In 2018, the company established a fintech arm in response to in-game payment needs prominent in popular titles. That business is taking off: So-called e-wallet operations in Malaysia and Singapore have attracted 1 million users — mostly younger people. In countries such as Malaysia and Indonesia, Razer installed proprietary payment devices in retail outlets, allowing those without credit cards to pay for online purchases. Razer also offers credit card transaction processing services on contract. Those fintech operations have been profitable as well, Lee said.

Within six major Southeast Asian countries, only 104 million of the 400 million adults are fully banked. Even in Singapore, the region’s most advanced economy where nearly everybody has a bank account, 38% of consumers are not well served or have unmet needs, according to an estimate by the state investment company Temasek Holdings.

Southeast Asia’s digital financial services market revenue is forecast to be USD 38 billion in 2025 — more than triple the 2019 revenue, with digital lending being the fastest-growing segment.

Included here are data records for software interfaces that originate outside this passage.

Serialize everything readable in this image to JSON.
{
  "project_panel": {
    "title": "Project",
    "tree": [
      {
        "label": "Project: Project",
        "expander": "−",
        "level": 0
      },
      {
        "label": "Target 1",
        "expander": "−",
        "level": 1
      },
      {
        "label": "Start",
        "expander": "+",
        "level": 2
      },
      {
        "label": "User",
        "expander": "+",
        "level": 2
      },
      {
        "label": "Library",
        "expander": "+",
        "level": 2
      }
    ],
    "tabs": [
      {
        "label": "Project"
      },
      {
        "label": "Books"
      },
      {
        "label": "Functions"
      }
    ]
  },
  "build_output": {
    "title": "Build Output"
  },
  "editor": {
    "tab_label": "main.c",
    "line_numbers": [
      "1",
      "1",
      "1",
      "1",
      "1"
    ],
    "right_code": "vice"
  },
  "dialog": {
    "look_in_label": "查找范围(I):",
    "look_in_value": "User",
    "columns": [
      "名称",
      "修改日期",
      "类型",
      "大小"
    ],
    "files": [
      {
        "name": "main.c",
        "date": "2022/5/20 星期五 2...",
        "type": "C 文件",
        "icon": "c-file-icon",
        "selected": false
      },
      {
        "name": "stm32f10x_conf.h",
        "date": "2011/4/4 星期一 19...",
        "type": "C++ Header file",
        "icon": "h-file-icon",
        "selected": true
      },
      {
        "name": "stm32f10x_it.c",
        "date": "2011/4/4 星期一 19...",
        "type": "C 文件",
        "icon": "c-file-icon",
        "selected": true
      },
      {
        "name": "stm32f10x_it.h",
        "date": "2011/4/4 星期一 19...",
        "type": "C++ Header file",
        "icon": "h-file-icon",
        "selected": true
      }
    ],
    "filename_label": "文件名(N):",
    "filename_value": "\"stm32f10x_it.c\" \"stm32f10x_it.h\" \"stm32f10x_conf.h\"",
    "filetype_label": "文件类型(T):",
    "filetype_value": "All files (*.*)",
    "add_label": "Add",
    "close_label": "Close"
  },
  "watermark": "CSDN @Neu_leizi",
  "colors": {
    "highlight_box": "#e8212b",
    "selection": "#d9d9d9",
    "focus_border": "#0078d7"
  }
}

This makes pursuing a banking license a natural step for upstarts like Razer that are seeking new profit sources.

Another applicant to a Singapore digital banking license, Sea, an online gaming and retail platform based in the city-state, has grown to be one of Southeast Asia’s largest e-tailers, logging over 300 million orders in the third quarter of 2019 alone. If Sea, which is backed by China’s Tencent Holdings, enters the banking industry, it could extend financing to the small and midsized companies that list on the e-commerce portal.

Yet, their target customers — mainly the young — would not generate as much in fees per transaction due to smaller assets they hold compared with traditional banks’ customers. Success for new players will hinge on whether they can leverage their lack of branches and ATMs into a lean, efficient profit structure.

Singapore’s government has worked since June 2019 to open up its banking sector to players from other industries, seeing an early move in that direction as a potential advantage for the Asian financial hub. Companies outside the city-state — including Alibaba Group Holding affiliate Ant Financial and smartphone maker Xiaomi — have joined the race for digital banking licenses.

The government plans to decide in June which applicants will get the five licenses, with new services expected to launch by mid-2021.

This article first appeared on Nikkei Asian Review. It’s republished here as part of 36Kr’s ongoing partnership with Nikkei. 36Kr is KrASIA’s parent company.